About Carolina Tiger Rescue

Carolina Tiger Rescue is a 501(c)3 nonprofit wildlife sanctuary whose mission is saving and protecting wild cats in captivity and in the wild.

Carolina Tiger Rescue

1940 Hanks Chapel Rd. Pittsboro, NC 27312 (919) 542-4684 (919) 542-4454 info@carolinatigerrescue.org

Wildlife should be in the Wild

Rescue

Education

  • We believe the ideal home for wildlife is in the wild.
  • We believe it is critical to conserve their native habitats.
  • We believe wild animals should not be kept as pets.
  • We believe captive breeding should ONLY be done in accordance with Species Survival plans.
  • We believe all wild animals, both captive and in their native habitats, deserve to be treated with respect and not exploited for entertainment and commercial purposes.

Visit Carolina Tiger Rescue

Tiger at Carolina Tiger Rescue

Public Tours

Twilight Tours

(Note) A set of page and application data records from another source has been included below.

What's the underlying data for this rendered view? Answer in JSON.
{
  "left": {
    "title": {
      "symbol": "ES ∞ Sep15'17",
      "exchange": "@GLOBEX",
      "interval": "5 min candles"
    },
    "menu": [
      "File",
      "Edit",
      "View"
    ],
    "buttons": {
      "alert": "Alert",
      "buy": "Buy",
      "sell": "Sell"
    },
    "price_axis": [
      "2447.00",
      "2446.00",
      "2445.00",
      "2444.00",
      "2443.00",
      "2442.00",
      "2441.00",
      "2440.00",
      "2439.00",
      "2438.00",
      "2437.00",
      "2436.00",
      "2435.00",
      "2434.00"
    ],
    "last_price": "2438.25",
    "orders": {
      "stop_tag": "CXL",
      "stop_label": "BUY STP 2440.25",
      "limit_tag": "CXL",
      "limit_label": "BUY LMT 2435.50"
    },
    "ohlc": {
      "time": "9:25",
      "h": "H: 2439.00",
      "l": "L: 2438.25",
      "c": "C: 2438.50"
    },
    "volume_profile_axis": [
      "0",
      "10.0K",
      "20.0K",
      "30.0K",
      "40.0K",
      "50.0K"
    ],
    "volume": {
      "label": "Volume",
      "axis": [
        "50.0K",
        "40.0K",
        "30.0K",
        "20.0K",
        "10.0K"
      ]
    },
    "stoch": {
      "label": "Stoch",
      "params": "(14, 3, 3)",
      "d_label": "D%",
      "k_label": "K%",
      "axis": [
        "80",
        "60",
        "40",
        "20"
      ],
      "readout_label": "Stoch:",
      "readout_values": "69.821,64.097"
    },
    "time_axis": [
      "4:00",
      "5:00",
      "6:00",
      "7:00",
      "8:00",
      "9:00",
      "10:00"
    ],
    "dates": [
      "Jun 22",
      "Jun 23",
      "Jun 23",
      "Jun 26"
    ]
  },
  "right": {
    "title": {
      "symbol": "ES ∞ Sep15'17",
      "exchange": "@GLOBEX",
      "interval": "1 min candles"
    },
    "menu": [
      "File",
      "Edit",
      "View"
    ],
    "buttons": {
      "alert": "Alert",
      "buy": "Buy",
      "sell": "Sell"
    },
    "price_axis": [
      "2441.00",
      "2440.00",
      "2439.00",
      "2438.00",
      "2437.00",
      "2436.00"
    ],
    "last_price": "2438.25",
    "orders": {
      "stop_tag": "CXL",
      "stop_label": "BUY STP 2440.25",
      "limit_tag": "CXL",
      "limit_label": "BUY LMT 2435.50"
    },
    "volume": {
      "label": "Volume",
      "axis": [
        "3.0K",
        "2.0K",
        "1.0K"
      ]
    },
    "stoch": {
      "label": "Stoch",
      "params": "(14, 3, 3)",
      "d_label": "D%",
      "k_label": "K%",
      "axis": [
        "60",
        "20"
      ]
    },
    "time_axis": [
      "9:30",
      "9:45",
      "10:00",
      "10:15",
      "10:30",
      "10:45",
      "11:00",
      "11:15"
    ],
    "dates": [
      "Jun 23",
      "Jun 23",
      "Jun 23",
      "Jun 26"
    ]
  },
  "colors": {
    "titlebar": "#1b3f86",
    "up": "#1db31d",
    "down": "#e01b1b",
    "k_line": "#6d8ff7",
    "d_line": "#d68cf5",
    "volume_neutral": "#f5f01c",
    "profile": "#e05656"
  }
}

Coming out for a tour is a great way to learn more about the animals that call Carolina Tiger Recue home. We offer many different types of tours.  Public tours are great for adults and families. Twilight tours are for adults only (18 years of age and older). Tiger Tales are a perfect option if you want to bring out really young children. Find the tour that is right for you and enjoy a walk through the sanctuary.

For all tours, tickets must be purchased in advance.

Have Fun Learning at Carolina Tiger Rescue

Field Trips

Field Trips

Virtual Field Trips link

Virtual Field Trips

Education is key to our mission.  We enjoy teaching "kids" of all ages!  Our field trips, both virtual and onsite, are ideal for groups of kids.  Our "Kid for a Day" Adult Camp provides a unique learning opportunity while allowing adults to channel their inner child.  While all of these opportunities are structured differently, in the end we want everyone to walk away knowing more about the animals we care for and what they can do to help protect them.

Our Rescues
Bobcat at Carolina Tiger Rescue
Learn about
BOBCATS
Caracal at Carolina Tiger Rescue
Learn about
CARACALS
Coatimundi at Carolina Tiger Rescue
Learn about
COATIMUNDIS
Cougar at Carolina Tiger Rescue
Learn about
COUGARS
Kinkajou at Carolina Tiger Rescue
Learn about
KINKAJOUS
In Memoriam
Leopard at Carolina Tiger Rescue
Learn about
LEOPARDS
Lion at Carolina Tiger Rescue
Learn about
LIONS
Ocelot at Carolina Tiger Rescue
Learn about
OCELOTS
Serval at Carolina Tiger Rescue
Learn about
SERVALS
Tiger at Carolina Tiger Rescue
Learn about
TIGERS
Animals
Games
Activities
Keeper Stripes

Get involved at Carolina Tiger Rescue

Individual volunteering at Carolina Tiger Rescue

Individual Volunteering

Group volunteering at Carolina Tiger Rescue

Group Volunteering

There are so many ways to be a part of Carolina  Tiger Rescue.  Individual volunteers are able to help in many aspects of our work, including animal care, tour guides, construction, and gift shop assistance.  Work groups come from community groups, colleges, work places, and more!  It’s a great way to spend a day and it helps care for the cats.